Over the last 200 years, advances in technology and accessibility have made new kinds of pictures possible. Individual photographs no longer have to encapsulate entire lives. Instead, they are free to explore the intimate nuances of a singular moment in time. The portrait is no longer confined to the professional photographer’s studio; its territory is expansive. Every day, millions of people around the world are making portraits of each other- or themselves- in every setting imaginable. This liberated sense of authorship, access, and technology makes room for greater aesthetic freedom. Today, the “portrait” can be interpreted and executed in many different ways. This week, we’ll share the work of six contemporary photographers utilizing portraiture in their creative practice.

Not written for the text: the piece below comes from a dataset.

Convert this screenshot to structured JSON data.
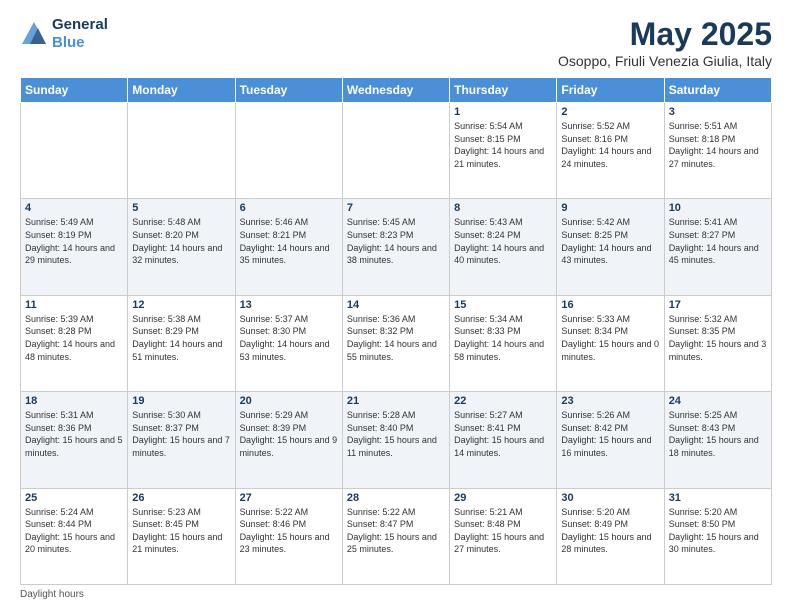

Artist Colin Roberson photographs through a lens he refers to as a participant-observer. Seeking to better understand the economy of desire, the images in Taxi Dance are visual notes from his self-reflexive investigation of the sex industry explored from the inside out.
I hadn’t anticipated my first trick’s proposition. As the lights came up and the music died, he eagerly asked what it would cost to take me home. I laughed, then threw out the price of my monthly rent. After he agreed, I ran to the locker room to find out how much I should have asked. Someone said $1,000. A boy from St. Louis told me not to do it at all. Said once I’d made that much money, that quickly, dancing for $1’s would never seem enough. He said it was a door I couldn’t close from inside. I slept Uptown that night and made $400 cuddling. He wanted more, but neither he nor I could get him there.
“In the old romance of the artist, any person who has the temerity to spend a season in hell risks not getting out alive or coming back psychically damaged . . . there is a large difference between the activity of a photographer, which is always willed, and the activity of a writer, which may not be. One has the right to, may feel compelled to, give voice to one’s own pain—which is, in any case, one’s own property. One volunteers to seek out the pain of others.” – Susan Sontag, On Photography
I was challenged to pinpoint the redemption in this work by a guy who felt it bleak. Luckily redemption means both the act of making something better or more acceptable, as well as the act of exchanging something for money, an award, etc.
When I asked my dad if I should entertain a man who was proffering big city gallery connections, my father echoed that other dancer’s warning. He assured me the right person will “see you” the way most everyone else cannot. To him, anything less than this sort of honest acceptance isn’t worth the time. He lives with his mother. – Colin Roberson
Posts on Lenscratch may not be reproduced without the permission of the Lenscratch staff and the photographer.